_How to complete this task_: Your reply should hold every record exactly as given, with no pictures in it.

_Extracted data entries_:
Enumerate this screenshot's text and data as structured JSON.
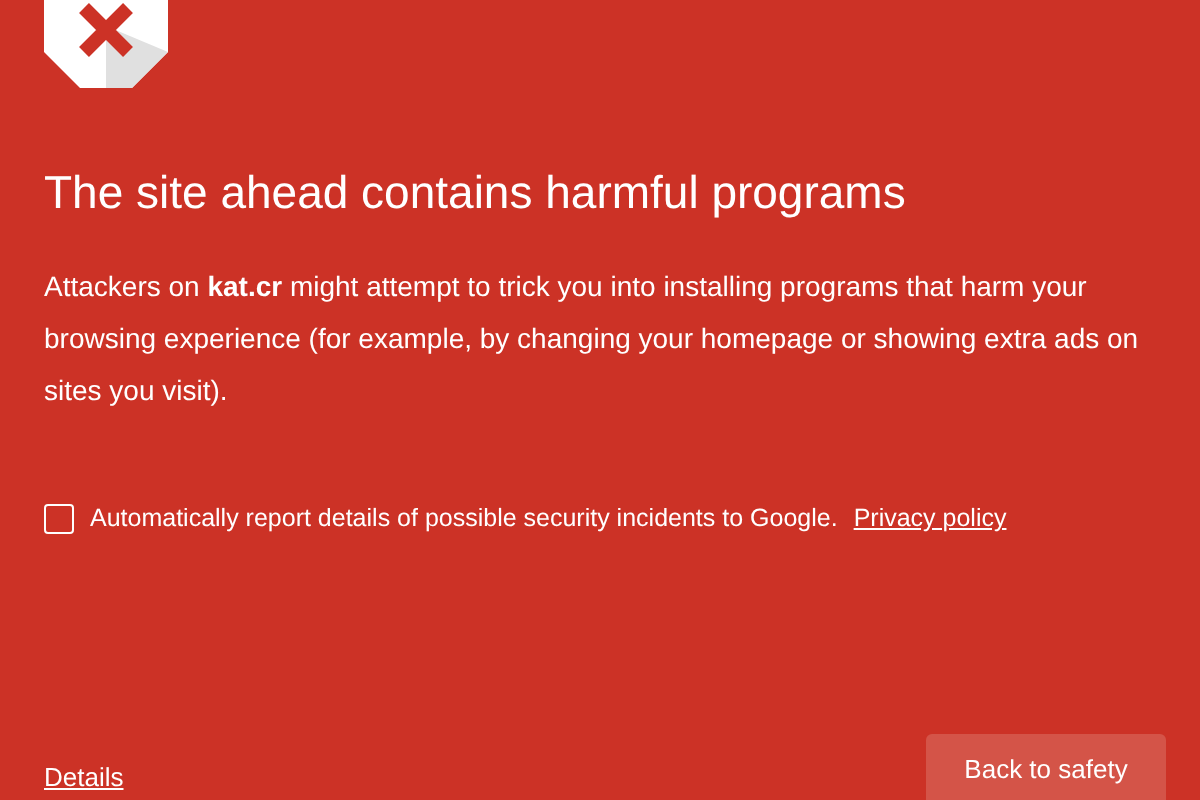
{
  "title": "The site ahead contains harmful programs",
  "message": "Attackers on **kat.cr** might attempt to trick you into installing programs that harm your browsing experience (for example, by changing your homepage or showing extra ads on sites you visit).",
  "report": {
    "checked": false,
    "label": "Automatically report details of possible security incidents to Google.",
    "link": "Privacy policy"
  },
  "details_link": "Details",
  "back_button": "Back to safety"
}
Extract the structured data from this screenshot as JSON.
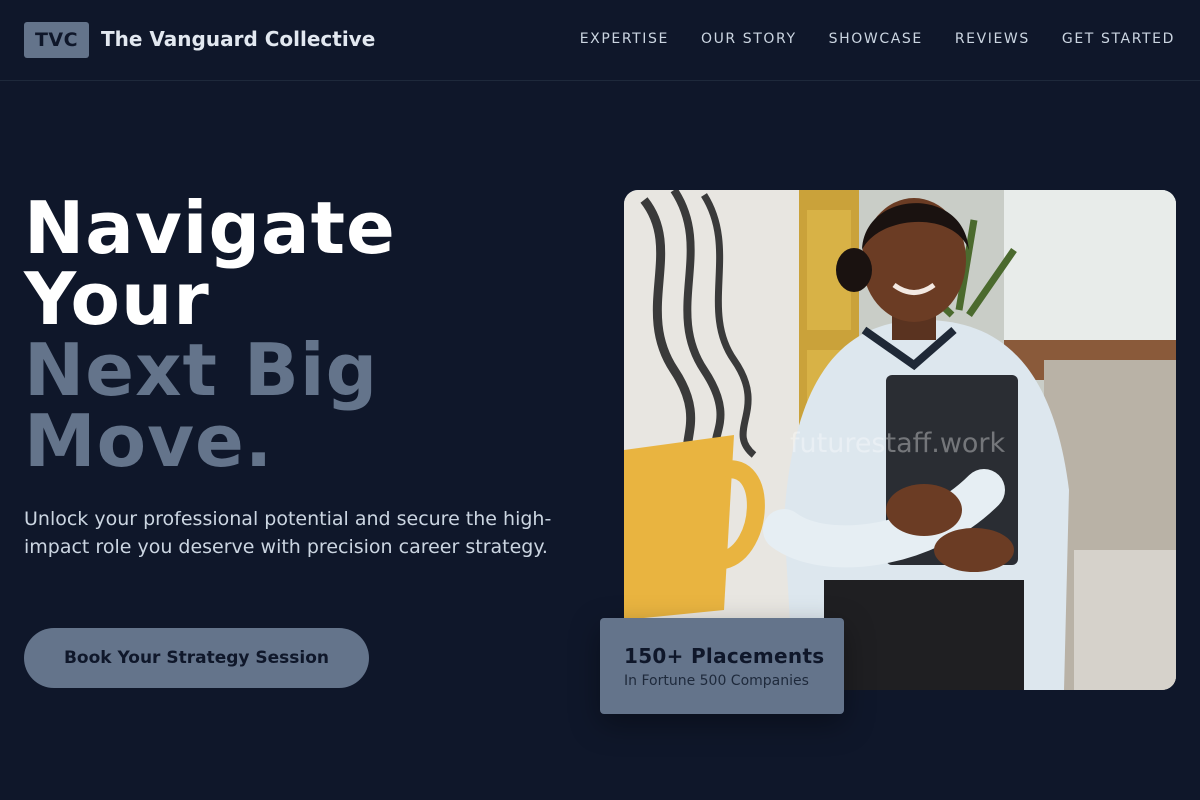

_Answer to this problem_:
Enumerate this screenshot's text and data as structured JSON.
{
  "title": "The site ahead contains harmful programs",
  "message": "Attackers on **kat.cr** might attempt to trick you into installing programs that harm your browsing experience (for example, by changing your homepage or showing extra ads on sites you visit).",
  "report": {
    "checked": false,
    "label": "Automatically report details of possible security incidents to Google.",
    "link": "Privacy policy"
  },
  "details_link": "Details",
  "back_button": "Back to safety"
}
Extract the structured data from this screenshot as JSON.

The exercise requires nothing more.